Born at Mas-des-Saintes-Puelles, near Castelnaudary, France, in 1189 (or 1182); died at Barcelona, on Christmas Day, 1256 (or 1259). He was of a noble family and from his youth was noted for his piety, almsgiving, and charity. Having given all his possessions to the poor, he took a vow of virginity and, to avoid communication with the Albigenses, went to Barcelona.
At that time the Moors were masters of a great part of the Iberian peninsula, and many Christians were detained there and cruelly persecuted on account of the Faith. Peter ransomed many of these and in doing so consumed all his patrimony. After mature deliberation, moved also by a heavenly vision, he resolved to found a religious order (1218), similar to that established a few years before by St. John de Matha and St. Felix de Valois, whose chief object would be the redemption of Christian slaves. In this he was encouraged by St. Raymond Penafort and James I, King of Aragon, who, it seems, had been favoured with the same inspiration. The institute was called Mercedarians and was solemnly approved by Gregory IX, in 1230. Its members were bound by a special vow to employ all their substance for the redemption of captive Christians, and if necessary, to remain in captivity in their stead. At first most of these religious were laymen as was Peter himself. But Clement V decreed that the master general of the order should always be a priest. His feast is celebrated on the thirty-first of January.
[With the reform of the general Roman calendar in 1969, the feast of St. Peter Nolasco on 31 January was suppressed; he is commemorated in the Roman Martyrology and in local and particular liturgical calendars on 28 January.]
Acta SS.; DE VARGAS, Chronica sancti et militaris ordinis B. M. de Mercede (Palermo, 1619); GARI Y SIUMELL, Bibliotheca Mercedaria (Barcelona, 1875); MARIN, Histoire de l'église (Paris, 1909).
APA citation. (1911). St. Peter Nolasco. In The Catholic Encyclopedia. New York: Robert Appleton Company. http://www.newadvent.org/cathen/11770b.htm
MLA citation. "St. Peter Nolasco." The Catholic Encyclopedia. Vol. 11. New York: Robert Appleton Company, 1911. <http://www.newadvent.org/cathen/11770b.htm>.
Transcription. This article was transcribed for New Advent by Herman F. Holbrook. Our Lady of Ransom and Saint Peter, pray for us.
Ecclesiastical approbation. Nihil Obstat. February 1, 1911. Remy Lafort, S.T.D., Censor. Imprimatur. +John Cardinal Farley, Archbishop of New York.
Contact information. The editor of New Advent is Kevin Knight.
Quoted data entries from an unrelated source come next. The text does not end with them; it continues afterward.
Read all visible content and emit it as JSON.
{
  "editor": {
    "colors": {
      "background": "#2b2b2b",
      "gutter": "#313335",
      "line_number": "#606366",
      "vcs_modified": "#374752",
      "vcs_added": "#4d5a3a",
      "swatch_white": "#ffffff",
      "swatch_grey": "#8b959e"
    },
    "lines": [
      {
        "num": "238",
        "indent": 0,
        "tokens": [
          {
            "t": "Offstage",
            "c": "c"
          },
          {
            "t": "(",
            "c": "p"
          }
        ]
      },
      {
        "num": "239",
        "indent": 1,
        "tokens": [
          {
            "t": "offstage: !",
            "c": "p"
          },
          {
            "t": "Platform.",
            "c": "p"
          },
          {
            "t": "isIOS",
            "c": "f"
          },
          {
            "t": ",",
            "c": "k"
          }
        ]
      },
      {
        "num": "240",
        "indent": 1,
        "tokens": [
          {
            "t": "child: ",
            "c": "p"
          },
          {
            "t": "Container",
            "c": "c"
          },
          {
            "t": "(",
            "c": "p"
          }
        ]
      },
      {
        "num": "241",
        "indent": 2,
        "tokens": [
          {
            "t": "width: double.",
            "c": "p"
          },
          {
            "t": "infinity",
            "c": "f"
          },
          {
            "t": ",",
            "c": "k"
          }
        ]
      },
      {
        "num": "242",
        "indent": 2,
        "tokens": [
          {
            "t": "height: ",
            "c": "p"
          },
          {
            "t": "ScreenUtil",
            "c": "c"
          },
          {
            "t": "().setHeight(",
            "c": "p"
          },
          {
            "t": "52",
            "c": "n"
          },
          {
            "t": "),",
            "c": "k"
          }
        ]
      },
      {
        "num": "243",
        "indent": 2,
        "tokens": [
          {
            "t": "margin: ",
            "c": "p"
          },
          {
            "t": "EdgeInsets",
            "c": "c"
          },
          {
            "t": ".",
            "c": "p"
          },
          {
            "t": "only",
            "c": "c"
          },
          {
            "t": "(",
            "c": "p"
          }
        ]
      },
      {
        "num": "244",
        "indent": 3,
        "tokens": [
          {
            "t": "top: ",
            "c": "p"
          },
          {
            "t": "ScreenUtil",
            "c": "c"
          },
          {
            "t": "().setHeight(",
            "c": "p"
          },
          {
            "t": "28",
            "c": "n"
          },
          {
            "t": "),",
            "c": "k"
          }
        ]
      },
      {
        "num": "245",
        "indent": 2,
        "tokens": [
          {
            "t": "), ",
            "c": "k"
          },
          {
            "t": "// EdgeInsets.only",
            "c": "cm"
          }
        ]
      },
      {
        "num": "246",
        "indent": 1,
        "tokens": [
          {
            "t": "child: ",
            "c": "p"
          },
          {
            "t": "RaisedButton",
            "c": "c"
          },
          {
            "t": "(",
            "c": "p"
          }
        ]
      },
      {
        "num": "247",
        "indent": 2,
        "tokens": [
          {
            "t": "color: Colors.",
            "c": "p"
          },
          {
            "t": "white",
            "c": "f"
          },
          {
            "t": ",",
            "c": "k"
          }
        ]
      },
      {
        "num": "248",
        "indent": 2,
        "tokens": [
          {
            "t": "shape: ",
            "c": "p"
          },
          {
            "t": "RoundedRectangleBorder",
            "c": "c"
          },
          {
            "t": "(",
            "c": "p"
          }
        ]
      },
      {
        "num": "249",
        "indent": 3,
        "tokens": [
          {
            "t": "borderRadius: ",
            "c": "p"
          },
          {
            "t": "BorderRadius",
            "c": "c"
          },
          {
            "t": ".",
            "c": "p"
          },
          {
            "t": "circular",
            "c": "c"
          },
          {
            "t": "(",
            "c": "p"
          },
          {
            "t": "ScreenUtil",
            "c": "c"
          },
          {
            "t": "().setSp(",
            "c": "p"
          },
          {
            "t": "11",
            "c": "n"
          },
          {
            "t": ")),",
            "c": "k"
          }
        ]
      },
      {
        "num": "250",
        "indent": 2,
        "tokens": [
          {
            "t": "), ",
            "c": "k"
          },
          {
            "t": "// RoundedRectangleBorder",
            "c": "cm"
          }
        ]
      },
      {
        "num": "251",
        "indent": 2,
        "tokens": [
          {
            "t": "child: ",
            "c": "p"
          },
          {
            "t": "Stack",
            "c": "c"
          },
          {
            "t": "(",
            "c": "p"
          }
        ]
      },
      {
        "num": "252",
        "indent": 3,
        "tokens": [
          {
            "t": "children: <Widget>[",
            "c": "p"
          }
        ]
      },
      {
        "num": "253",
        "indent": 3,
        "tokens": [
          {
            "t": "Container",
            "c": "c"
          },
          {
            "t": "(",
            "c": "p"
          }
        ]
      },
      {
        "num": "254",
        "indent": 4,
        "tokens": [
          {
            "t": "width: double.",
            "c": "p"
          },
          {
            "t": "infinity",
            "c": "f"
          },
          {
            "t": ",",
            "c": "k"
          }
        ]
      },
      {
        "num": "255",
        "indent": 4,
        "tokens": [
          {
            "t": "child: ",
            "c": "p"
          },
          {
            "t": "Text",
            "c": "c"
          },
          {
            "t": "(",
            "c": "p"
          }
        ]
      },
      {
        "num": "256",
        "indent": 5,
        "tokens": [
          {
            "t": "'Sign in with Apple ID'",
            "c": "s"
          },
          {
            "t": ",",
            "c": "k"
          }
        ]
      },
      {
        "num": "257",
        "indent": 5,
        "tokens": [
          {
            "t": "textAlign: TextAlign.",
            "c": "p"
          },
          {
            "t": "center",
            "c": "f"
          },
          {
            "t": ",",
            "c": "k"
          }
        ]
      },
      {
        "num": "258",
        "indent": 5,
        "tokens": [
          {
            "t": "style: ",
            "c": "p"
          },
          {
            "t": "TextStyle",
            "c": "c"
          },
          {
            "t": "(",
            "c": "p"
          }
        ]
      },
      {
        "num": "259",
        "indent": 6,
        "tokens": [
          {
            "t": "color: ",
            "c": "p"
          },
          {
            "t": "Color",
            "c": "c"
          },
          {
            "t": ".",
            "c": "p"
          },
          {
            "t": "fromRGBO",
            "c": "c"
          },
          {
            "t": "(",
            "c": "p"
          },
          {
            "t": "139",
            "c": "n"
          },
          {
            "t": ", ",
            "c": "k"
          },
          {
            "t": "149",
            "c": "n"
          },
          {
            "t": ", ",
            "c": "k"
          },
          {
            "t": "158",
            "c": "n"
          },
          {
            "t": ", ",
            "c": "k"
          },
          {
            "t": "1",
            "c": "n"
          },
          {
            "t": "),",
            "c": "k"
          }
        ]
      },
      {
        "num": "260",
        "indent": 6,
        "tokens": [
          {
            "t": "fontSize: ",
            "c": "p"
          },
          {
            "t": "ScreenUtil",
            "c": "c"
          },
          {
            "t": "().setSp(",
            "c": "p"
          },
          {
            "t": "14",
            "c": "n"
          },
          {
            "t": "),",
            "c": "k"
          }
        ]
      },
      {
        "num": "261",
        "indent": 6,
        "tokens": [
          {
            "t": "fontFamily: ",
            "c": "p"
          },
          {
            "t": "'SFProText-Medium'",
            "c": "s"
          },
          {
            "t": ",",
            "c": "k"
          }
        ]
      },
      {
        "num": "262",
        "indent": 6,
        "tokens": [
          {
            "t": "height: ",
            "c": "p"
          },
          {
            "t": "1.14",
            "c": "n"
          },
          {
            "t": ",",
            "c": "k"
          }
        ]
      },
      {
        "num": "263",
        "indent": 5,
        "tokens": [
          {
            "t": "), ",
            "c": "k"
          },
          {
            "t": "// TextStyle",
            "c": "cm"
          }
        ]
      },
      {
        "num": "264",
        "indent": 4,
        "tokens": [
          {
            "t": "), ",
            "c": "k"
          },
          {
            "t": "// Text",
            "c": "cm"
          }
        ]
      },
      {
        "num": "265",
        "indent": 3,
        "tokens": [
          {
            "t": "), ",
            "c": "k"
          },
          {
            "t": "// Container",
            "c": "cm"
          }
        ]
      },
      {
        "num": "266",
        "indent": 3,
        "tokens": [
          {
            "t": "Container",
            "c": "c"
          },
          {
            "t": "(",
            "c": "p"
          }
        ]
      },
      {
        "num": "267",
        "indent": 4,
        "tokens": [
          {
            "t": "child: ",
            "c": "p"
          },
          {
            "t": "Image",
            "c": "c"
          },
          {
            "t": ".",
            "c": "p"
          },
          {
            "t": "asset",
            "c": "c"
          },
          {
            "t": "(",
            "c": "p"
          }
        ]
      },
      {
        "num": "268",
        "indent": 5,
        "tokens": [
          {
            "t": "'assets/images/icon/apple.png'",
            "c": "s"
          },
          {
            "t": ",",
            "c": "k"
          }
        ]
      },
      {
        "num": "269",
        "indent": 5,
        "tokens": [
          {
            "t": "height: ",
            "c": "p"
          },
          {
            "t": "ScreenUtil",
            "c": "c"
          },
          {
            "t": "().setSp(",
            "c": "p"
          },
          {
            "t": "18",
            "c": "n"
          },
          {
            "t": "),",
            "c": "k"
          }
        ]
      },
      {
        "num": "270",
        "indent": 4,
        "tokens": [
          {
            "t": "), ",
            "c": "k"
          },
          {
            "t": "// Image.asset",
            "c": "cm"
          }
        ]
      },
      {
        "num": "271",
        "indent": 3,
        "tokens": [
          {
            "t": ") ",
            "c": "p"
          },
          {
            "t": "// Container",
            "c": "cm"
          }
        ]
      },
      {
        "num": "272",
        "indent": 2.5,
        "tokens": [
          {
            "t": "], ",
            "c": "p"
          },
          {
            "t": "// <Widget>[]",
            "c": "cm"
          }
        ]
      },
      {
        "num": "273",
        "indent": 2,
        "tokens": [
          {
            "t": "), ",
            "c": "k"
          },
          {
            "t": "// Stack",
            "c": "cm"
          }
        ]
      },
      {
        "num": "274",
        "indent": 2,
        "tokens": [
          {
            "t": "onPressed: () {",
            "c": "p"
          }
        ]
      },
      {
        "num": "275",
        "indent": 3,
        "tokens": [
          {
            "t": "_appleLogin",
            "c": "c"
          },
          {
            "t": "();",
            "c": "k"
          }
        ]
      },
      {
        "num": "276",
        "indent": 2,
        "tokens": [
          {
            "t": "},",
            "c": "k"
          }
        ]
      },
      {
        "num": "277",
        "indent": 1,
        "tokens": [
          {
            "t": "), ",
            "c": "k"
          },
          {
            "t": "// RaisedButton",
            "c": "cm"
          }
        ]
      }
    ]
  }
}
My email address is webmaster at newadvent.org. Regrettably, I can't reply to every letter, but I greatly appreciate your feedback — especially notifications about typographical errors and inappropriate ads.